* Exercise:
Only the lines with the string "data" are needed; return each of them from the entries below.

+++ Extracted information

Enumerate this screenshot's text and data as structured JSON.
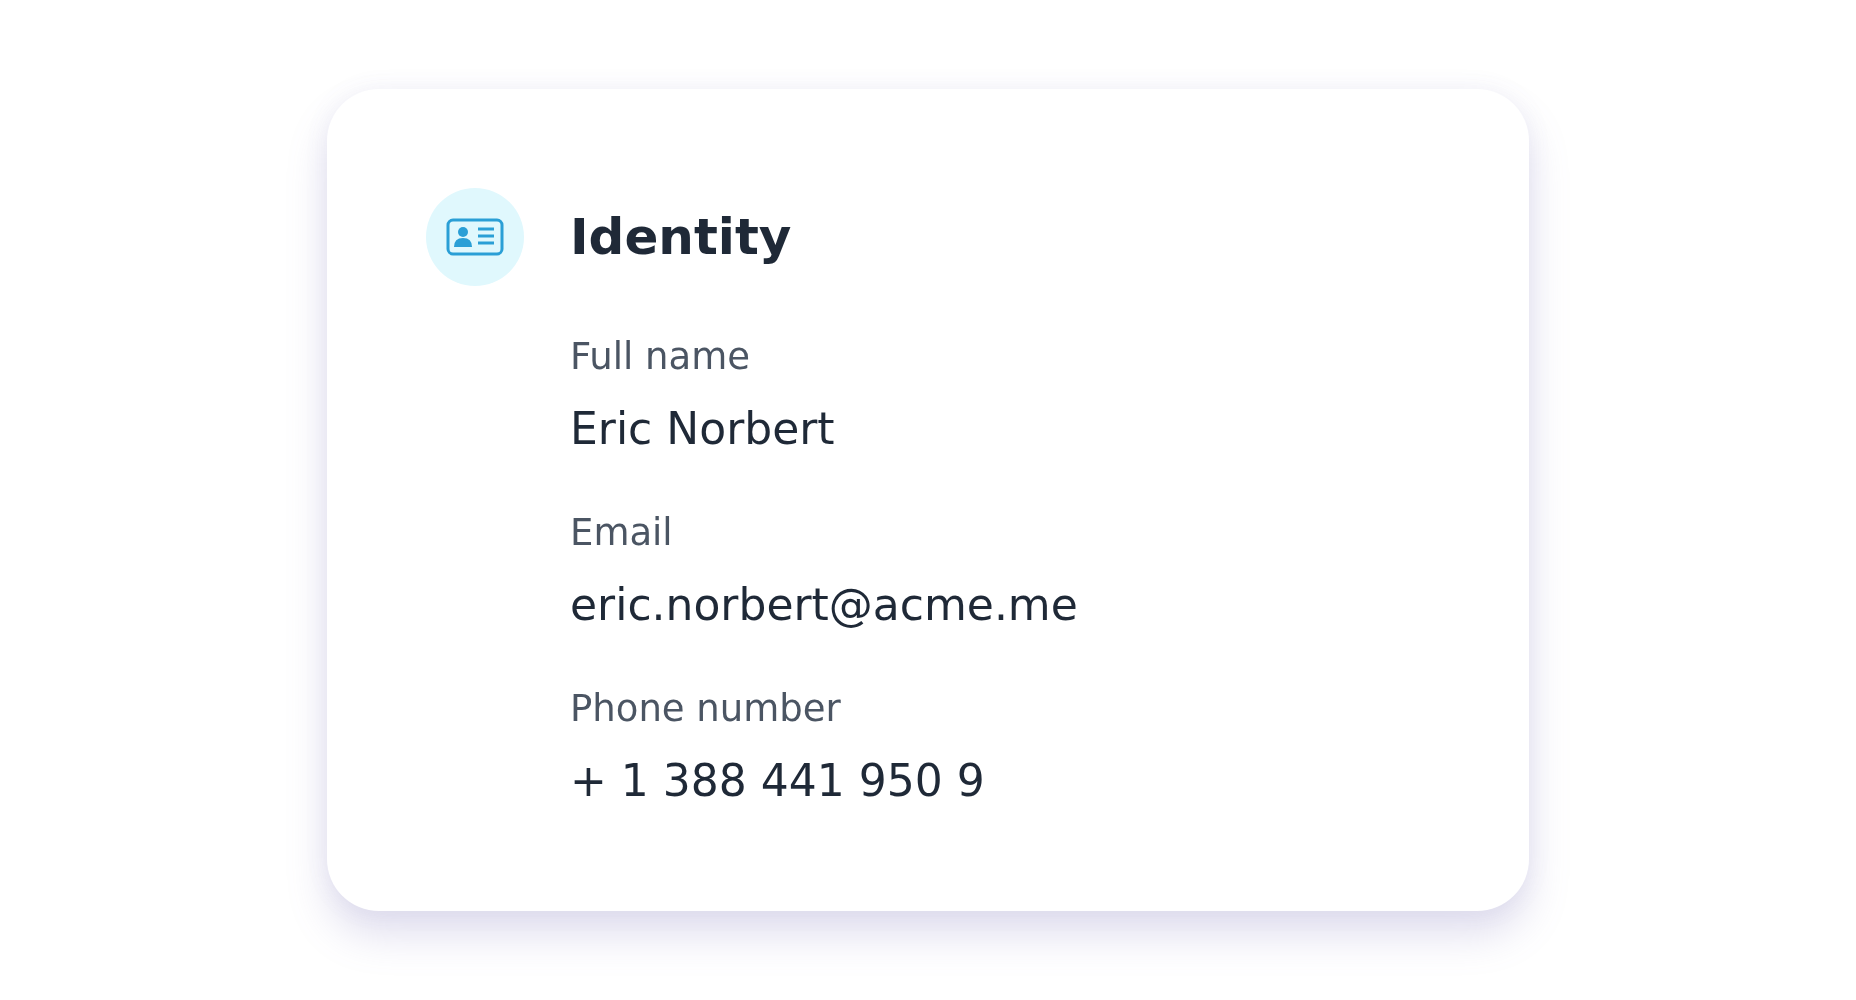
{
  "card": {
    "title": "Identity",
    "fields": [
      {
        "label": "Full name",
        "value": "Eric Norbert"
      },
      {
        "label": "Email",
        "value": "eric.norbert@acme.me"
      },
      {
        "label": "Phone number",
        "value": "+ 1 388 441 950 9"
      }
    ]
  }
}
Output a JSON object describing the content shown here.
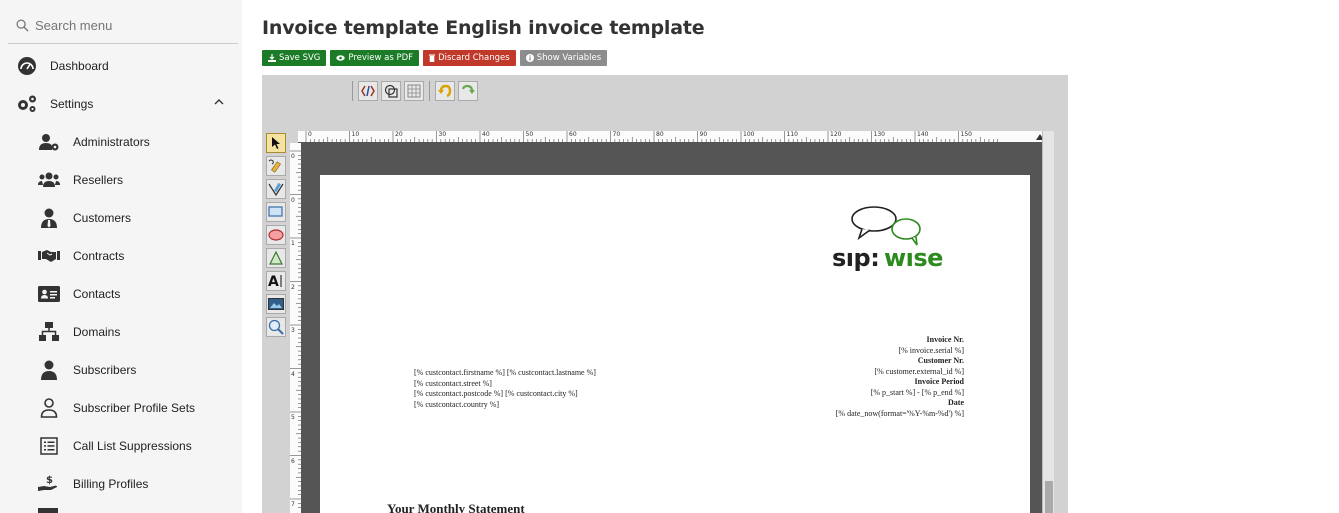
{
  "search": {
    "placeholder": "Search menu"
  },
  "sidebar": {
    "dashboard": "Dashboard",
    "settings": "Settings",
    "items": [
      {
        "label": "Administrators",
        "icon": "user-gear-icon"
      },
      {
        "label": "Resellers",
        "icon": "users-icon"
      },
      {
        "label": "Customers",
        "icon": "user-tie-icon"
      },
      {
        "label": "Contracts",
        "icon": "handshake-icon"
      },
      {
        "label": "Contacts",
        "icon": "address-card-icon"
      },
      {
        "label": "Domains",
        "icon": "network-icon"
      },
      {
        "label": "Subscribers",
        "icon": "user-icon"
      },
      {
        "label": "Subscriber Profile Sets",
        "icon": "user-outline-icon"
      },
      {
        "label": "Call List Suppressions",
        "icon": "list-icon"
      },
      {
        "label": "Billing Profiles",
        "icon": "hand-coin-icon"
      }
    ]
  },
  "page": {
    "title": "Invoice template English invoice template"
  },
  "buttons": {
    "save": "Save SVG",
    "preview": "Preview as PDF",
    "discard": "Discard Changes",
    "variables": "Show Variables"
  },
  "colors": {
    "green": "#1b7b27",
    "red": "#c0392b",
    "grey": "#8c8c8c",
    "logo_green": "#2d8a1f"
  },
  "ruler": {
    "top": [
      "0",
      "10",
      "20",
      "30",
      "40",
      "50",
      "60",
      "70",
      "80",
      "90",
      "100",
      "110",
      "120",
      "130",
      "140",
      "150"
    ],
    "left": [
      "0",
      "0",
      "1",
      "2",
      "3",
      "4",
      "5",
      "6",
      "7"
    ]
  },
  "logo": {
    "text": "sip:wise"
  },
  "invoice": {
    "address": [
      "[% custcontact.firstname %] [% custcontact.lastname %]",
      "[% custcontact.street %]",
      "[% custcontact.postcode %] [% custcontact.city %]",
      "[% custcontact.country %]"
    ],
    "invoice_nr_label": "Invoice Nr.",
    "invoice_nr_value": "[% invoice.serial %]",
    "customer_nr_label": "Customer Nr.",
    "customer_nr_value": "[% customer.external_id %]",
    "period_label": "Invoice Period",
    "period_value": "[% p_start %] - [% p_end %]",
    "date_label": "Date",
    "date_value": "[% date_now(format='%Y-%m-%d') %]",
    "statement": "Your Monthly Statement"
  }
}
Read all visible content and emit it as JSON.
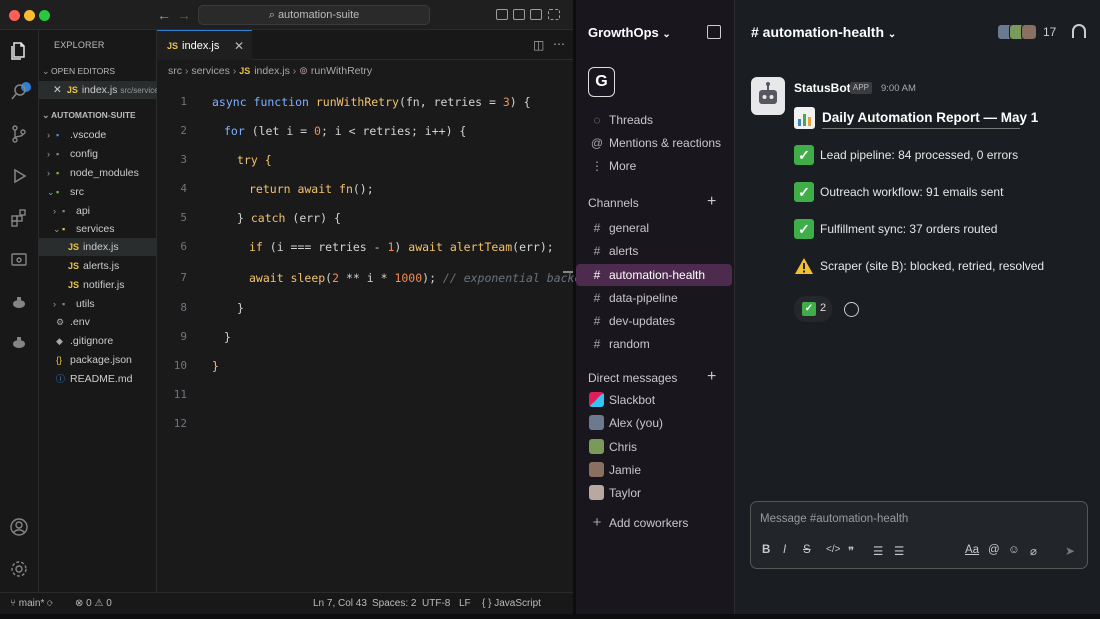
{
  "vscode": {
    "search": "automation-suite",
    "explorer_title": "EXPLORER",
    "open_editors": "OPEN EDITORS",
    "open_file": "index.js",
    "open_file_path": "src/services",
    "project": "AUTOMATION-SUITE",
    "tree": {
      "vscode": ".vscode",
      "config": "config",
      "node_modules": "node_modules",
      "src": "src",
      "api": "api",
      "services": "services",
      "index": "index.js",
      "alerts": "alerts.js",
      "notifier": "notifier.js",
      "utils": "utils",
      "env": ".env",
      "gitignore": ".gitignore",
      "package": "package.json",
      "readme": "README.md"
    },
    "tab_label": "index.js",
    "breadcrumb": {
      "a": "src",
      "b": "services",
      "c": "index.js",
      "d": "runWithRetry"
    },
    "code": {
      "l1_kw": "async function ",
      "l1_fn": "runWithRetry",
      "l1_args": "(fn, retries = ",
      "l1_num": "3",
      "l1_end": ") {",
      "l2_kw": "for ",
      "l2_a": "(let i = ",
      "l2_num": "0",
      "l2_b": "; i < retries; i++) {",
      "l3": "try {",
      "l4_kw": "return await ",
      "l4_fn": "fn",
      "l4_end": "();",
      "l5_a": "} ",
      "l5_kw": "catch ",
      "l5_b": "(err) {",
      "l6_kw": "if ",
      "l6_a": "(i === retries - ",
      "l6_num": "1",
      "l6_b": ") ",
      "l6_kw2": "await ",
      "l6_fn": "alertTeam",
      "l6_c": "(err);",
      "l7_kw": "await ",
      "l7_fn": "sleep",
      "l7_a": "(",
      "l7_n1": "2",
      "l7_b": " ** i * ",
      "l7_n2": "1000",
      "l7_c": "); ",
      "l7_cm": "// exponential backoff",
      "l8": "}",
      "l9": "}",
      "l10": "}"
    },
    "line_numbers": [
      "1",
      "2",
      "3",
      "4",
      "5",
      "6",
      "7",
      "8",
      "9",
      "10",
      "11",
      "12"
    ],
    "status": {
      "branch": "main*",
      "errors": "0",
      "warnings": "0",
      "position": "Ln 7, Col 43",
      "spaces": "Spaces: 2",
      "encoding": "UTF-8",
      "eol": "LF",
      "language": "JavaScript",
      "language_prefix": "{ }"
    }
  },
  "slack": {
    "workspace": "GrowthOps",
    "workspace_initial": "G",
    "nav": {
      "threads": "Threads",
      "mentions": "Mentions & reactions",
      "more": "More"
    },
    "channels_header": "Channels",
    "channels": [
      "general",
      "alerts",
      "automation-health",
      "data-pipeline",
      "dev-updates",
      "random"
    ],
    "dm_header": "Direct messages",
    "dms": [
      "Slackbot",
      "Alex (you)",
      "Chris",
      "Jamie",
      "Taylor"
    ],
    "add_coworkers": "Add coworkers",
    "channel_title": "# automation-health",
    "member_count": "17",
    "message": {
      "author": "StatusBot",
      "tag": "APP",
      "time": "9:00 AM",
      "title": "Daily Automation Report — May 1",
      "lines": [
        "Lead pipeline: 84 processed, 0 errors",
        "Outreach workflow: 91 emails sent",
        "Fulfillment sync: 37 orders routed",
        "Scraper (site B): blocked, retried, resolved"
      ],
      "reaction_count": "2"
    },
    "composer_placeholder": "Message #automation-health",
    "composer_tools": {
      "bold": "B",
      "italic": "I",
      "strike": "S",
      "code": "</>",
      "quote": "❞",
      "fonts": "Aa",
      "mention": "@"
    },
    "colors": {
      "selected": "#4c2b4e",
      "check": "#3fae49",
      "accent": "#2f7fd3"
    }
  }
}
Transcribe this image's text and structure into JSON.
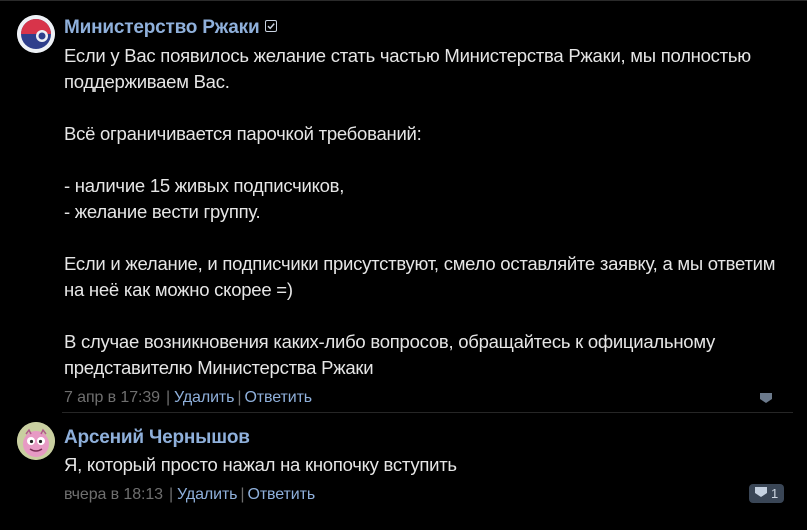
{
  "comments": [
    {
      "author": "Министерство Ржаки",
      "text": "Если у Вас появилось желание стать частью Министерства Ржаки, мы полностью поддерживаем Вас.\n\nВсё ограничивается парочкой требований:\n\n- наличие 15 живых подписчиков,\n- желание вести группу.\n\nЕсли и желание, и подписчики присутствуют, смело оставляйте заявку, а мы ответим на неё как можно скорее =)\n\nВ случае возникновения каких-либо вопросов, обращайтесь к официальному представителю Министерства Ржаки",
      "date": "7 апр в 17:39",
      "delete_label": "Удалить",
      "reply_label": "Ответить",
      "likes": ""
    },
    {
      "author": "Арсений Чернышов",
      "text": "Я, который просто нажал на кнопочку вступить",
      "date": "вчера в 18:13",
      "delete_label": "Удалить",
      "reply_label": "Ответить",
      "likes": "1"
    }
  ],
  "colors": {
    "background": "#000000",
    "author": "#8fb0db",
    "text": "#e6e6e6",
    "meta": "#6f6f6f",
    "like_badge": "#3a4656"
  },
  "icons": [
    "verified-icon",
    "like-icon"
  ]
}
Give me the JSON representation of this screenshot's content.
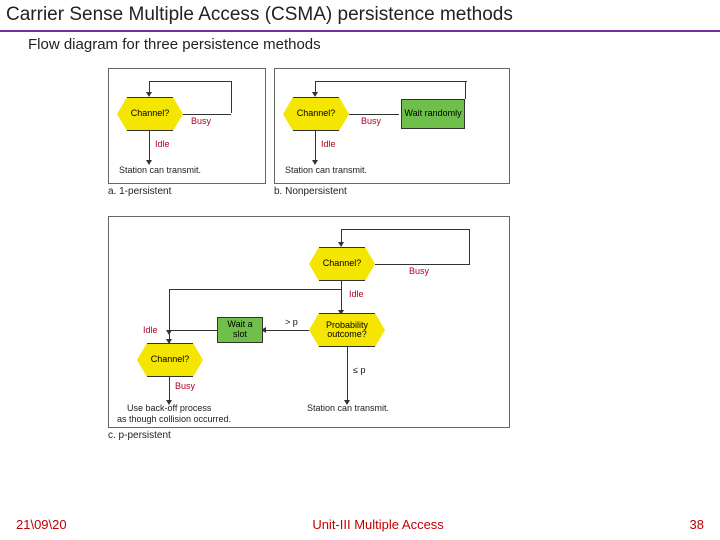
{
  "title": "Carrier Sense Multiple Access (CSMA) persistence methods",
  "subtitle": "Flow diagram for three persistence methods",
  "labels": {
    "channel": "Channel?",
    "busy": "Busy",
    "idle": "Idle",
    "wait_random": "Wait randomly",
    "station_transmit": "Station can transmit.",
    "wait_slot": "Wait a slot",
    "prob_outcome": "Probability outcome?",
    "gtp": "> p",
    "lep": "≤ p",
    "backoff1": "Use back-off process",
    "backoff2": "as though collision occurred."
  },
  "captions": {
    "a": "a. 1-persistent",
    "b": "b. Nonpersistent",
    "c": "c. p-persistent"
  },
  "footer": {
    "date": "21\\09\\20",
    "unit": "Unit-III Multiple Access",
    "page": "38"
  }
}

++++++

* Result of this exercise:
Enumerate this screenshot's text and data as structured JSON.
      "data-pipeline",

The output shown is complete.